Dataset rows for apps and sites
= Beginning of Section =
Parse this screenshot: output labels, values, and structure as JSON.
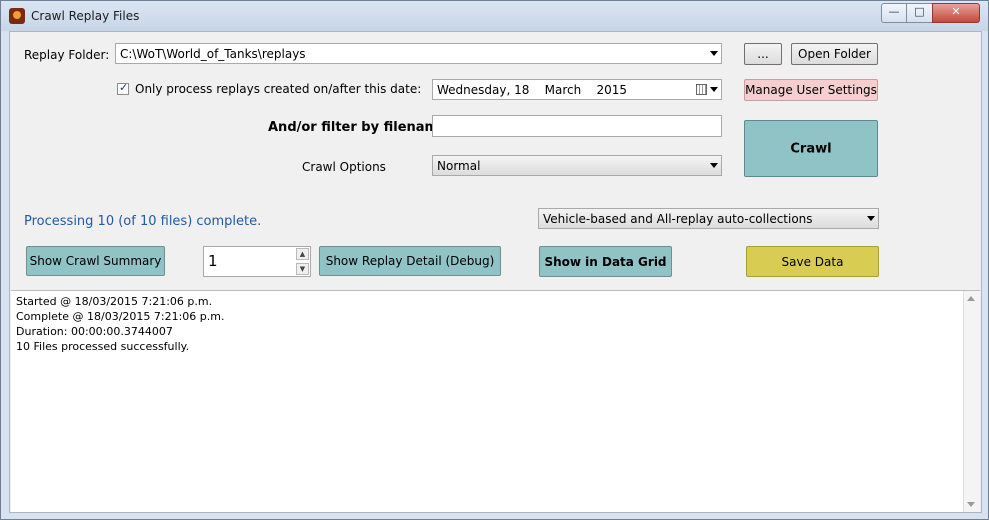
{
  "window": {
    "title": "Crawl Replay Files",
    "controls": {
      "minimize": "—",
      "maximize": "□",
      "close": "✕"
    }
  },
  "replay_folder": {
    "label": "Replay Folder:",
    "value": "C:\\WoT\\World_of_Tanks\\replays",
    "browse_label": "...",
    "open_folder_label": "Open Folder"
  },
  "date_filter": {
    "checkbox_label": "Only process replays created on/after this date:",
    "checked": true,
    "date_value": "Wednesday, 18    March    2015"
  },
  "manage_settings_label": "Manage User Settings",
  "filename_filter": {
    "label": "And/or filter by filename:",
    "value": ""
  },
  "crawl_options": {
    "label": "Crawl Options",
    "value": "Normal"
  },
  "crawl_button_label": "Crawl",
  "status_text": "Processing 10 (of 10 files) complete.",
  "collections_dropdown": {
    "value": "Vehicle-based and All-replay auto-collections"
  },
  "buttons": {
    "show_crawl_summary": "Show Crawl Summary",
    "spinner_value": "1",
    "show_replay_detail": "Show Replay Detail (Debug)",
    "show_in_data_grid": "Show in Data Grid",
    "save_data": "Save Data"
  },
  "log_lines": [
    "Started @ 18/03/2015 7:21:06 p.m.",
    "Complete @ 18/03/2015 7:21:06 p.m.",
    "Duration: 00:00:00.3744007",
    "10 Files processed successfully."
  ],
  "colors": {
    "teal_button": "#8fc3c6",
    "pink_button": "#f5cfcf",
    "yellow_button": "#d9cc52",
    "status_text": "#1f5aa8"
  },
  "icons": {
    "app": "game-app-icon",
    "calendar": "calendar-icon",
    "dropdown": "chevron-down-icon"
  }
}
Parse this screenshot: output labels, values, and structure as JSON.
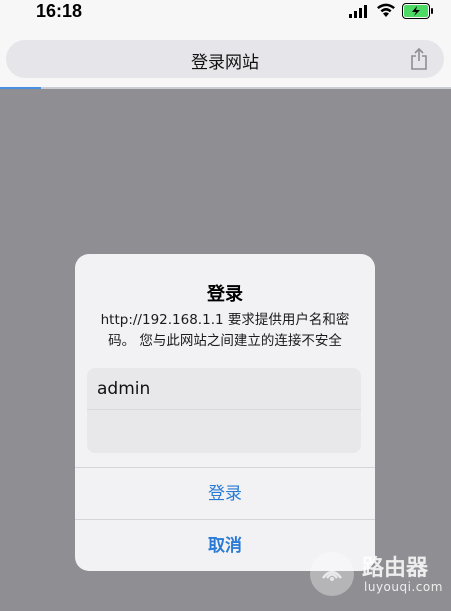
{
  "status": {
    "time": "16:18"
  },
  "browser": {
    "title": "登录网站",
    "progress": 0.09
  },
  "dialog": {
    "title": "登录",
    "message": "http://192.168.1.1 要求提供用户名和密码。 您与此网站之间建立的连接不安全",
    "username_value": "admin",
    "password_value": "",
    "login_label": "登录",
    "cancel_label": "取消"
  },
  "watermark": {
    "text": "路由器",
    "sub": "luyouqi.com"
  },
  "colors": {
    "accent": "#2a7bd5",
    "overlay": "#8e8e93",
    "battery": "#4cd964"
  }
}
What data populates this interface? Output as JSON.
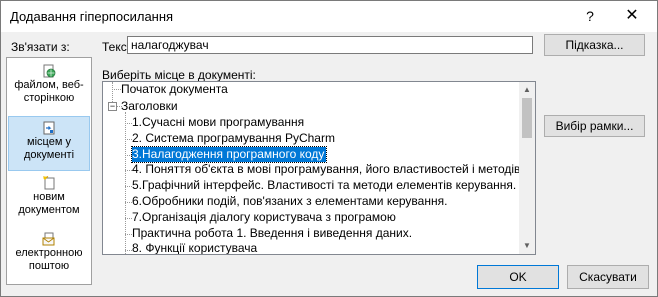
{
  "window": {
    "title": "Додавання гіперпосилання",
    "help_glyph": "?",
    "close_glyph": "✕"
  },
  "link_to": {
    "label": "Зв'язати з:",
    "items": [
      {
        "label": "файлом, веб-сторінкою",
        "icon": "web-page-file-icon",
        "selected": false
      },
      {
        "label": "місцем у документі",
        "icon": "place-in-document-icon",
        "selected": true
      },
      {
        "label": "новим документом",
        "icon": "new-document-icon",
        "selected": false
      },
      {
        "label": "електронною поштою",
        "icon": "email-icon",
        "selected": false
      }
    ]
  },
  "text_field": {
    "label": "Текст:",
    "value": "налагоджувач"
  },
  "buttons": {
    "tip": "Підказка...",
    "frame": "Вибір рамки...",
    "ok": "OK",
    "cancel": "Скасувати"
  },
  "place": {
    "label": "Виберіть місце в документі:",
    "top_item": "Початок документа",
    "headings_label": "Заголовки",
    "headings_toggle": "−",
    "headings": [
      "1.Сучасні мови програмування",
      "2. Система програмування PyCharm",
      "3.Налагодження програмного коду",
      "4. Поняття об'єкта в мові програмування, його властивостей і методів.",
      "5.Графічний інтерфейс. Властивості та методи елементів керування.",
      "6.Обробники подій, пов'язаних з елементами керування.",
      "7.Організація діалогу користувача з програмою",
      "Практична робота 1.    Введення і виведення даних.",
      "8.  Функції користувача"
    ],
    "selected_index": 2
  },
  "scrollbar": {
    "up_glyph": "▲",
    "down_glyph": "▼"
  },
  "colors": {
    "selection": "#0078d7",
    "link_selected_bg": "#cce4f7"
  }
}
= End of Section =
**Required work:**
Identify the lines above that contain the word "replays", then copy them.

**Result of this task:**
    "value": "C:\\WoT\\World_of_Tanks\\replays",
    "checkbox_label": "Only process replays created on/after this date:",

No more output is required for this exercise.